§ **TASK DETAILS**: How many lines in the data that follows contain the word "heading"? Only that number is needed.

── INFORMATION PROVIDED

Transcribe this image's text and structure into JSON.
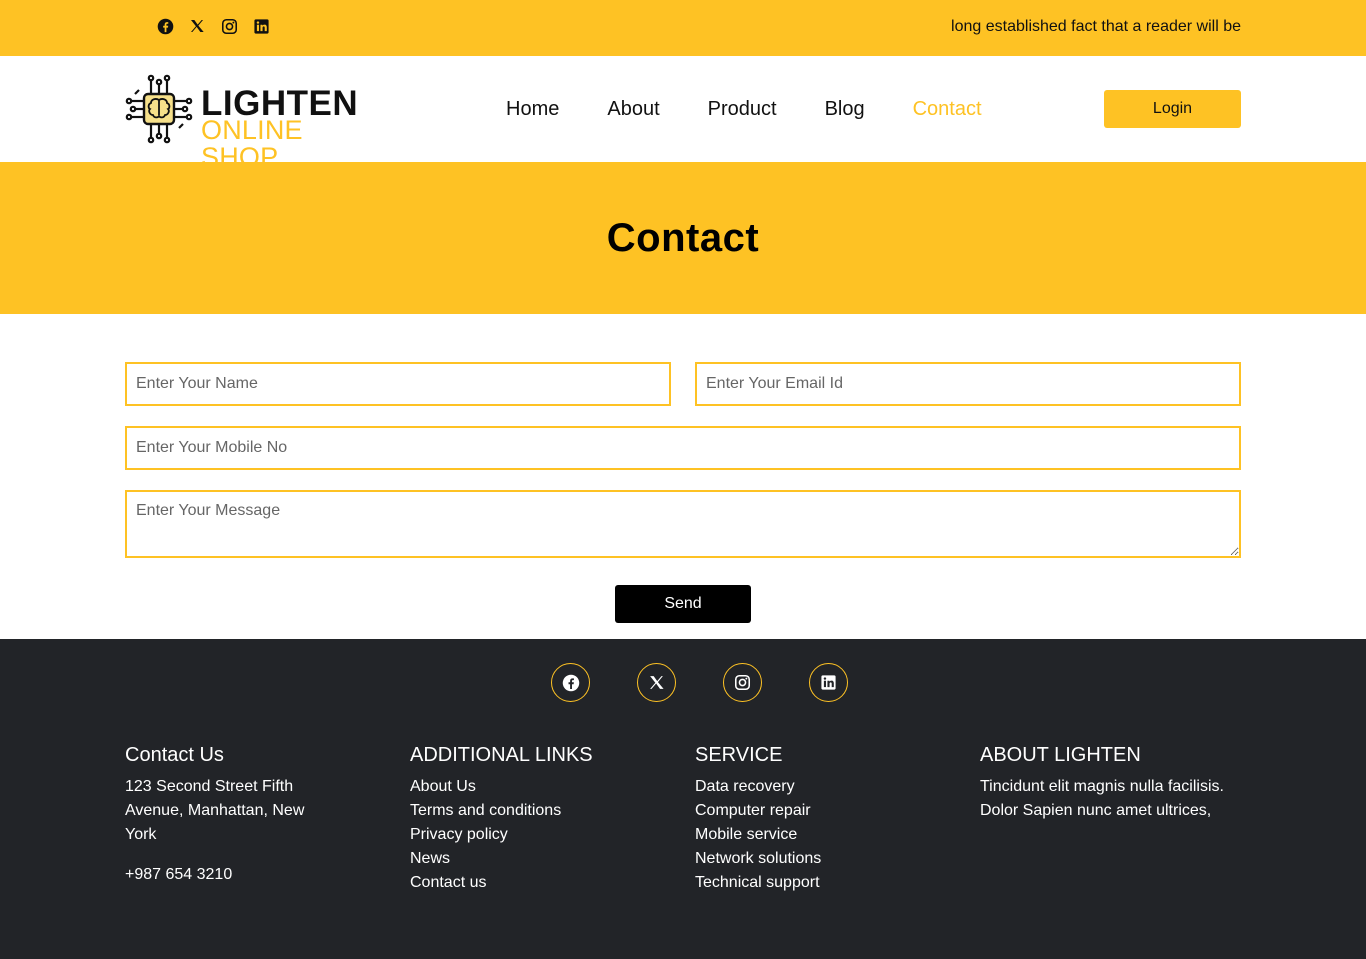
{
  "topbar": {
    "social_icons": [
      "facebook-icon",
      "x-icon",
      "instagram-icon",
      "linkedin-icon"
    ],
    "tagline": "long established fact that a reader will be"
  },
  "header": {
    "brand_line1": "LIGHTEN",
    "brand_line2": "ONLINE SHOP",
    "nav": [
      {
        "label": "Home",
        "active": false
      },
      {
        "label": "About",
        "active": false
      },
      {
        "label": "Product",
        "active": false
      },
      {
        "label": "Blog",
        "active": false
      },
      {
        "label": "Contact",
        "active": true
      }
    ],
    "login_label": "Login"
  },
  "hero": {
    "title": "Contact"
  },
  "form": {
    "name_placeholder": "Enter Your Name",
    "email_placeholder": "Enter Your Email Id",
    "mobile_placeholder": "Enter Your Mobile No",
    "message_placeholder": "Enter Your Message",
    "send_label": "Send"
  },
  "footer": {
    "social_icons": [
      "facebook-icon",
      "x-icon",
      "instagram-icon",
      "linkedin-icon"
    ],
    "contact": {
      "heading": "Contact Us",
      "address": "123 Second Street Fifth Avenue, Manhattan, New York",
      "phone": "+987 654 3210"
    },
    "links": {
      "heading": "ADDITIONAL LINKS",
      "items": [
        "About Us",
        "Terms and conditions",
        "Privacy policy",
        "News",
        "Contact us"
      ]
    },
    "service": {
      "heading": "SERVICE",
      "items": [
        "Data recovery",
        "Computer repair",
        "Mobile service",
        "Network solutions",
        "Technical support"
      ]
    },
    "about": {
      "heading": "ABOUT LIGHTEN",
      "text": "Tincidunt elit magnis nulla facilisis. Dolor Sapien nunc amet ultrices,"
    }
  },
  "colors": {
    "accent": "#fec224",
    "footer_bg": "#222428",
    "text": "#111111"
  }
}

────

§ **EXERCISE RESPONSE**: 4